RECORDED DATA:

= Beginning of Section =

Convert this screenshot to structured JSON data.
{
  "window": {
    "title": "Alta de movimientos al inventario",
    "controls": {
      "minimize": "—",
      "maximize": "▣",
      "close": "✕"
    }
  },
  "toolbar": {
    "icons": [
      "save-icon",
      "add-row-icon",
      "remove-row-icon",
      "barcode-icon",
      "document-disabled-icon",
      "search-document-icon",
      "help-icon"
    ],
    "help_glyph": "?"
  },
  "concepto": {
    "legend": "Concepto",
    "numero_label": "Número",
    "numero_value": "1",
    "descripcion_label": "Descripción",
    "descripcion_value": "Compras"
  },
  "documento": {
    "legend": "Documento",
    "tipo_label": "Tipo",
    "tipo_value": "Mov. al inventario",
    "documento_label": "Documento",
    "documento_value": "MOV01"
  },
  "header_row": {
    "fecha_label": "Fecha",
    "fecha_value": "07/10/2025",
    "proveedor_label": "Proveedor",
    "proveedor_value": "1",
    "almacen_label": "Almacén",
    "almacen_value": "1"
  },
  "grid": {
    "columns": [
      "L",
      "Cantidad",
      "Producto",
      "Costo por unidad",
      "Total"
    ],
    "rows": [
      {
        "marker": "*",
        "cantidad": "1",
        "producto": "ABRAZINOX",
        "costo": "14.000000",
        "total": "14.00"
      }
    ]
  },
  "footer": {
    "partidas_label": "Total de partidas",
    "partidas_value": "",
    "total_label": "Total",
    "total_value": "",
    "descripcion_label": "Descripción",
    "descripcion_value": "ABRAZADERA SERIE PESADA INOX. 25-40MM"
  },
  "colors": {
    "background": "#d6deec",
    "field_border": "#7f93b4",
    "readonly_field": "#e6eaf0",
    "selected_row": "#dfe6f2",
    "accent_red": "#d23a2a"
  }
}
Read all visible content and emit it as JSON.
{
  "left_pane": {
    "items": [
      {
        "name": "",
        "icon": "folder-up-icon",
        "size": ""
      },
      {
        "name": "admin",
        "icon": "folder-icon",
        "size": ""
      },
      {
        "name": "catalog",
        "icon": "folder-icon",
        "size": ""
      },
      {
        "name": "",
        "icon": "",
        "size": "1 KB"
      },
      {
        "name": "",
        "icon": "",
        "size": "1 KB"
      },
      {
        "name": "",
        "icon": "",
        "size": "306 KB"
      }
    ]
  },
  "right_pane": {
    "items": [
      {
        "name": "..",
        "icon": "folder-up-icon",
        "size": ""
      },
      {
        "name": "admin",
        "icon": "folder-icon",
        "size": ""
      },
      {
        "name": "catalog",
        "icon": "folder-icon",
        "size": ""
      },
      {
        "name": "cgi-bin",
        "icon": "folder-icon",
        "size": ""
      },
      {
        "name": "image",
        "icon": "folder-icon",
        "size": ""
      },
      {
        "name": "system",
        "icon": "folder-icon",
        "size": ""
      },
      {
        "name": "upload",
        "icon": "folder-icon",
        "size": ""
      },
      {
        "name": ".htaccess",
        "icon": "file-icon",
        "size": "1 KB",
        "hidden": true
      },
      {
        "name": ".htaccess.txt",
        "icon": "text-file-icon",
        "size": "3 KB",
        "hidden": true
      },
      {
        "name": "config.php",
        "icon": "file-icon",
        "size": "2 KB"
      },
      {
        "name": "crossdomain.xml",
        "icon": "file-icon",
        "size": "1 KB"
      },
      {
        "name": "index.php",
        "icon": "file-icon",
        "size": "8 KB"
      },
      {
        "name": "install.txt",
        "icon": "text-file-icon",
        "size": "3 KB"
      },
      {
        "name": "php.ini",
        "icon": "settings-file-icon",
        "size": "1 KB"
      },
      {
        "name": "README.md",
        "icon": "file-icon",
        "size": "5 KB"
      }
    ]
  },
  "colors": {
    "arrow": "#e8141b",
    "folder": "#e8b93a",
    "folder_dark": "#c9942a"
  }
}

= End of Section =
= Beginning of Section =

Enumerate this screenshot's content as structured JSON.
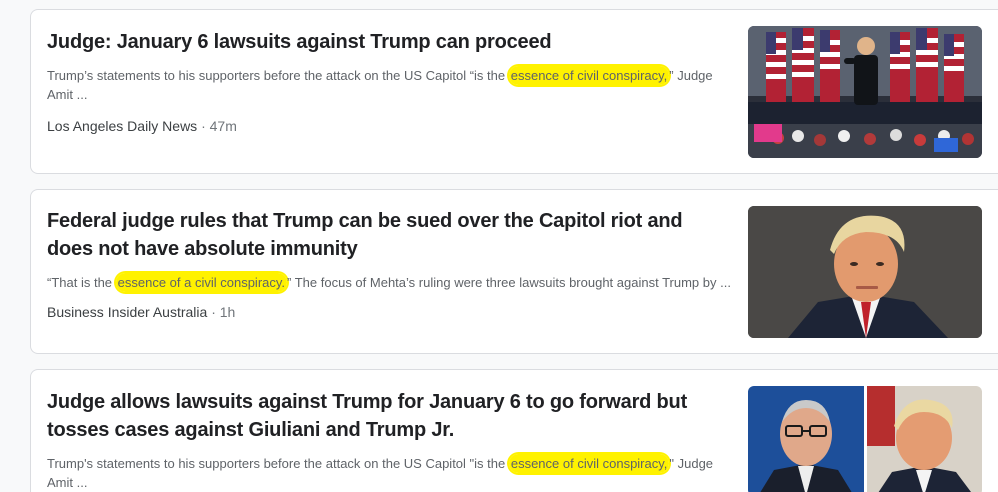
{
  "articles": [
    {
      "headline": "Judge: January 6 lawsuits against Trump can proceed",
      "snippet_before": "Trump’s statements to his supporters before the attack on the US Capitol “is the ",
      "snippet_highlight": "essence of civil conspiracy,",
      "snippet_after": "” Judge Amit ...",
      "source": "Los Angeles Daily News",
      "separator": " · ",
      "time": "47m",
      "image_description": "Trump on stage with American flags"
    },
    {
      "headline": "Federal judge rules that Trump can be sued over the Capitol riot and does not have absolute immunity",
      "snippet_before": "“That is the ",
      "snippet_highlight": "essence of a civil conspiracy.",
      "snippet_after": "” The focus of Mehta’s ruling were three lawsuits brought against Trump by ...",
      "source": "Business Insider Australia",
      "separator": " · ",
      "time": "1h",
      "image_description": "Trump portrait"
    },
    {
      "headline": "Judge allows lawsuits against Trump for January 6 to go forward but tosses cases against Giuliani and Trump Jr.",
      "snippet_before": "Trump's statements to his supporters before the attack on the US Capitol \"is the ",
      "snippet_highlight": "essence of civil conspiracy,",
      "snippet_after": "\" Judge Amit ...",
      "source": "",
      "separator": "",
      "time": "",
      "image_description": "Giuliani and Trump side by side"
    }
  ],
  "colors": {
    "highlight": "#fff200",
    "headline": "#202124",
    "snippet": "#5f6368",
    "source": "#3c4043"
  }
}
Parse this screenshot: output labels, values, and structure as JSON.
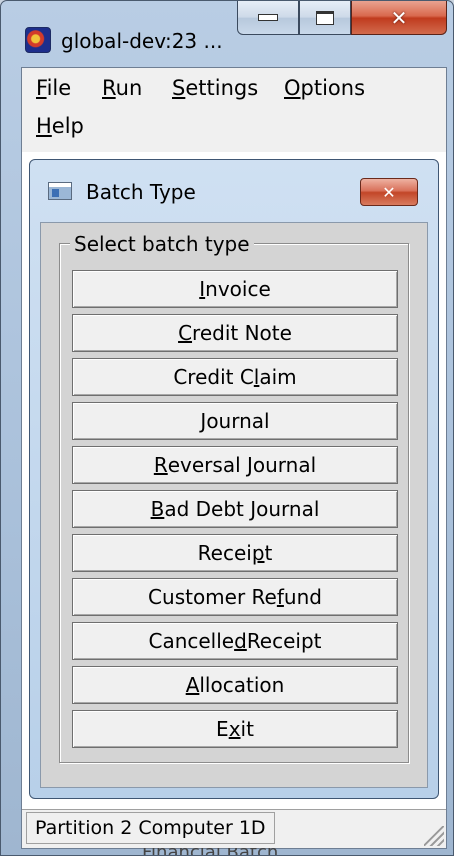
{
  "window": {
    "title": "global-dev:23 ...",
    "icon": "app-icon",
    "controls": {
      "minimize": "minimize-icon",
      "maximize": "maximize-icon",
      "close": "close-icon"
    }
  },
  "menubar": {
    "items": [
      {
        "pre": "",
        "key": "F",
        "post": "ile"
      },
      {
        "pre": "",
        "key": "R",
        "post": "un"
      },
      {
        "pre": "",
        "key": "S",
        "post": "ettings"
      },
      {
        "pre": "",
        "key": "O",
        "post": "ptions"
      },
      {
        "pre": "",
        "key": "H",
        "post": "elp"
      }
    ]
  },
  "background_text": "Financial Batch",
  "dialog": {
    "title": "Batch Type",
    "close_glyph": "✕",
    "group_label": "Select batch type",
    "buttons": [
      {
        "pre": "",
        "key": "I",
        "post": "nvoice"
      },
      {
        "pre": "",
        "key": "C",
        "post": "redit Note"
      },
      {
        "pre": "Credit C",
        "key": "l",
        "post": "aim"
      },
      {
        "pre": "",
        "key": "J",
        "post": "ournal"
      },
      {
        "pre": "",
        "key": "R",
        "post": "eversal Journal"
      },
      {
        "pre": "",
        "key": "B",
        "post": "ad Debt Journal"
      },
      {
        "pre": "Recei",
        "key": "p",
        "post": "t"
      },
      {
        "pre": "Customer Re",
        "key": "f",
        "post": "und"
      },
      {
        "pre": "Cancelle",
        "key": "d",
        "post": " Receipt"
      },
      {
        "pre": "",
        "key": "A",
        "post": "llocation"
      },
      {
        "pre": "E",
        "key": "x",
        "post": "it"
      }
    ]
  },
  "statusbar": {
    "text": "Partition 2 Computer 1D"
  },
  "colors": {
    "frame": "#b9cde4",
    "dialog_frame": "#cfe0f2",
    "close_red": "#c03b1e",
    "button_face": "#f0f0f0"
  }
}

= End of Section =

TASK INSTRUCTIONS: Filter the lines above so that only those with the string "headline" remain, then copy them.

RESULT OF THIS TASK:
      "headline": "Judge: January 6 lawsuits against Trump can proceed",
      "headline": "Federal judge rules that Trump can be sued over the Capitol riot and does not have absolute immunity",
      "headline": "Judge allows lawsuits against Trump for January 6 to go forward but tosses cases against Giuliani and Trump Jr.",
    "headline": "#202124",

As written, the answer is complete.